5 Reasons Why Video Analysis Is To Blame For Tommy John Surgeries!



Leave a Reply

Your email address will not be published. Required fields are marked *

  1. Zita Carno says:

    Lantz, you nailed it. While I was reading all that stuff I suddenly remembered a poem I had read a long time ago. It was Walt Whitman’s “When I Heard The Learned Astronomer”, in which the poet described sitting in a dome-shaped auditorium listening to said astronomer go on and on about charts and graphs and all sorts of mathematical gobbledegook. He got so fed up with all of that, he got up and left the auditorium and went out into the night—and the last line of the poem reads “Looked up in perfect silence at the stars.”
    He wanted to see and feel what the stars were telling him.
    And I remembered a lot of things Eddie Lopat, my wise and wonderful pitching coach, told me—about, other things, the concept of FEEL. There’s nothing like getting out there, taking the mound, winding up and throwing a variety of pitchers and getting the sense of what it feels like to throw a good slider, a nice Bugs Bunny changeup, a wicked knuckle-curve—what it feels like to get one pitch or another in the strike zone, and even to throw pitches that look like strikes. Lopat had no use for all those mechanical devices such as videotapes; he told me about this and that pitch, demonstrated it, and then had me try it for myself. I was a natural, honest-to-gosh sidearmer who used the crossfire a great deal, and so of course my mechanics would be different from those of, oh say Chris Sale or Justin Verlander. Of course I was not one of those fireballers who throw 97+ miles an hour. I was a finesse pitcher whose top speed was 85, 86, but I had a large assortment of offspeed and breaking stuff and the control and command to go with it, and I rejoiced in making the batters look very, very stupid.
    Yes, it’s good to read about all those things mechanical—so one knows what to avoid like the plague. Do your own thing and know what you’re doing—and strike out the side!


  2. Zeb says:


    Awesome post! You nailed it and you hit it from an angle NOBODY has ever discussed.

    Personally, I’ll be the first to say I was a believer in video analysis, and still am, but you challenged me to think differently about “how” to analyze video!

    I’ve read this 3 times and I’m sure to read it 30 more!

    You’re work is one of a kind, and I see why your MLB guys are having so much success! Keep up the good work and going against all the experts!

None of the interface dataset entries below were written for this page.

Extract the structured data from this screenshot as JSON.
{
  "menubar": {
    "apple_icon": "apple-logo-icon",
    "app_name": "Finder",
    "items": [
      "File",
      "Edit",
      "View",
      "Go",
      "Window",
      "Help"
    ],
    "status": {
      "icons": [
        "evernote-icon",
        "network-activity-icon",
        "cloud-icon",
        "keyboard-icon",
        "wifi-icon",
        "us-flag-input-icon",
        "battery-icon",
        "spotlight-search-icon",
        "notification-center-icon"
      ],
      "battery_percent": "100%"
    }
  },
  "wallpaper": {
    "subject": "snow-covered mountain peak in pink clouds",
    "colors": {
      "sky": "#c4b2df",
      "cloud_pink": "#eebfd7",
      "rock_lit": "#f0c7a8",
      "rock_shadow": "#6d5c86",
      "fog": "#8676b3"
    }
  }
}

    It’s nice to have a guy like you in the “common man’s corner”!

    Thanks Lantz,

    Zeb W.

  3. Robert says:

    Video analysis is less about making someone replicate someone else and more about cleaning up mechanical flaws. At full speed you can’t see much of anything and when you do see something you can’t verbally communicate it to the student as easy as you can show them. You might as well be speaking in a foreign language to the kid. The student needs to see himself while trying to eliminate mechanical flaws. Several MLB pitchers and down to children train in front of a mirror to see what is happening. Video is a useful tool, probably the most useful tool when used properly. I will have to agree with Dick Mills on how to use video.

Get All 5 Videos For Free

Perfect for Players, Parents, and Coaches!

5 High-Velocity Pitching Hacks Perfect For Any Age

Send Me The Videos